### Materials provided

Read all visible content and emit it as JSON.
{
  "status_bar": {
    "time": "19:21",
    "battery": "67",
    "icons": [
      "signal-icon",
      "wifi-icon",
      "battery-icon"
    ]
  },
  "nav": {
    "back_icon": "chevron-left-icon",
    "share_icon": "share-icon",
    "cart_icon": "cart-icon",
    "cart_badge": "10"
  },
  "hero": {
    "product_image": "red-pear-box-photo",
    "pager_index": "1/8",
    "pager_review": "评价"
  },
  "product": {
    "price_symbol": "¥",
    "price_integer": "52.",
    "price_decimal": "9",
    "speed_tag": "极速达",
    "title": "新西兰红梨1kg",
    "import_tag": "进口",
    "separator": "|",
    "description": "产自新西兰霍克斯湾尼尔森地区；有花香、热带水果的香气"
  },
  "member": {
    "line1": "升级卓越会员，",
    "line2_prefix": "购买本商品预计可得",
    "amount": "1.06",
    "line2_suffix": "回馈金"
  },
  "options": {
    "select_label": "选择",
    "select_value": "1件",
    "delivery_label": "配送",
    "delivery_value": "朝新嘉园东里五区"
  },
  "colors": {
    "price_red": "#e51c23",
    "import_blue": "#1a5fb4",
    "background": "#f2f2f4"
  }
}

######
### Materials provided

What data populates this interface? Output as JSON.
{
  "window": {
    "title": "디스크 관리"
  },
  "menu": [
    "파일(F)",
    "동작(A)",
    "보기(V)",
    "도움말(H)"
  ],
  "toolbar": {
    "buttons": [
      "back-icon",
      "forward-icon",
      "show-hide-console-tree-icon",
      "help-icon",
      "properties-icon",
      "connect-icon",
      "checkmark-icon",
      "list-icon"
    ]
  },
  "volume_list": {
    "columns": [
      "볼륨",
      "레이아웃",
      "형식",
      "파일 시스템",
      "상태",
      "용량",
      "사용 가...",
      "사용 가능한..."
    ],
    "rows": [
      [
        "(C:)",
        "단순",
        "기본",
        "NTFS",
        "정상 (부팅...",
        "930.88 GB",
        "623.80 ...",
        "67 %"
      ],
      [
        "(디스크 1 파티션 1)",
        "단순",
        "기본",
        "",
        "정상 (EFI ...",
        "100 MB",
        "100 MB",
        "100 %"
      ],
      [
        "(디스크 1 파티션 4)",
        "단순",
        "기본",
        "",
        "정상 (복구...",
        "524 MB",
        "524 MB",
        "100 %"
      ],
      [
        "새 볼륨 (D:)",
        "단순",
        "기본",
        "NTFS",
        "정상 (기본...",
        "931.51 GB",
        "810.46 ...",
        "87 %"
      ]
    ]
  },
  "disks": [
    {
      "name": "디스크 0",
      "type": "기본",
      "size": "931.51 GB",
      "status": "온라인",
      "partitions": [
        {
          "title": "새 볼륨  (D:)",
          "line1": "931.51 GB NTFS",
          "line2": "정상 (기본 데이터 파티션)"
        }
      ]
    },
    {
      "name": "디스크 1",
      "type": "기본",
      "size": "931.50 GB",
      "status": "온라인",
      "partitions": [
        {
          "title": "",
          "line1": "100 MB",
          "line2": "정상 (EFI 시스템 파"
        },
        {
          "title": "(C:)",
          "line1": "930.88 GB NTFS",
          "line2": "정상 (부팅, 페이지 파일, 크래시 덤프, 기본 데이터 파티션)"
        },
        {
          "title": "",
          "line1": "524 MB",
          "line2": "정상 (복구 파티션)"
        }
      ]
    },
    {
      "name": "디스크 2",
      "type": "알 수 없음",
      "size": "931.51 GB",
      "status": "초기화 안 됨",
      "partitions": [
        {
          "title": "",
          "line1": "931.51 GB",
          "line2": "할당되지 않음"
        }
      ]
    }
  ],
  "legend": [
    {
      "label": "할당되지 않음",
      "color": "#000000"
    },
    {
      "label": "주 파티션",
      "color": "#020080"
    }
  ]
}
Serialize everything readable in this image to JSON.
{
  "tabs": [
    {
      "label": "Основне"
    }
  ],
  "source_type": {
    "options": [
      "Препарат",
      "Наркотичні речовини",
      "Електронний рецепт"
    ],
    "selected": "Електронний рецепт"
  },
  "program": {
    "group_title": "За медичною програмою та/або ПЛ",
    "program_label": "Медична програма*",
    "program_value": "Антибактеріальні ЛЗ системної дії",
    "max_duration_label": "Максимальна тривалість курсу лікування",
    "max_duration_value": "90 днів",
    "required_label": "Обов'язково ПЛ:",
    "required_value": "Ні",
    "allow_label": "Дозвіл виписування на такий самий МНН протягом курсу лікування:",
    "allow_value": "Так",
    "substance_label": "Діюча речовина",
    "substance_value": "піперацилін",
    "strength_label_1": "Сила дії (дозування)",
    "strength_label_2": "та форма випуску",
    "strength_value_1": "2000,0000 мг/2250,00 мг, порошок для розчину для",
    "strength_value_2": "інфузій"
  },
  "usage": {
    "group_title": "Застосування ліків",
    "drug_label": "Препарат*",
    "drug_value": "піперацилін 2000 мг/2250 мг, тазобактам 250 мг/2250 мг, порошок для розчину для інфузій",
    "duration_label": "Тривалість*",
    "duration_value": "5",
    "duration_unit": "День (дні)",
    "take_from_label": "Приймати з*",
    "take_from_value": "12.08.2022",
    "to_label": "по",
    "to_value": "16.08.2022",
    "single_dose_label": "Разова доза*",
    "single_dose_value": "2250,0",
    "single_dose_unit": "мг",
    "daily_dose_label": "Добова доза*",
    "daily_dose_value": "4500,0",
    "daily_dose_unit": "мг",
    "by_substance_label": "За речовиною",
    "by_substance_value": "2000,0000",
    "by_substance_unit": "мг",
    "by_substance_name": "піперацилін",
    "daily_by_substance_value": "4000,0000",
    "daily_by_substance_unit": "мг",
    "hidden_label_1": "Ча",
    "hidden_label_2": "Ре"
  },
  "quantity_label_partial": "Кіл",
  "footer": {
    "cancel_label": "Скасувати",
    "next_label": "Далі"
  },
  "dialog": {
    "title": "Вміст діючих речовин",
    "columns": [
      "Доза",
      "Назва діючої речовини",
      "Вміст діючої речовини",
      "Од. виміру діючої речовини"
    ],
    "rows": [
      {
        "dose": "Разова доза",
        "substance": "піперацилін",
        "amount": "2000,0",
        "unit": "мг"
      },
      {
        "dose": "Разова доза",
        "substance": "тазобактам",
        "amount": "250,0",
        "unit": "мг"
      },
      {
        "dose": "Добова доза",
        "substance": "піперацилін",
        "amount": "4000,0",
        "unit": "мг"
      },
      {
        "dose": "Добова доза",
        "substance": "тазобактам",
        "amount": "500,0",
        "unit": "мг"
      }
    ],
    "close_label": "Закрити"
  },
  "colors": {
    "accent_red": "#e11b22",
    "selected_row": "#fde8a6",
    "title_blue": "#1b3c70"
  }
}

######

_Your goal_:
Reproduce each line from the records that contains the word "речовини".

_Answer section_:
      "Наркотичні речовини",
      "Назва діючої речовини",
      "Вміст діючої речовини",
      "Од. виміру діючої речовини"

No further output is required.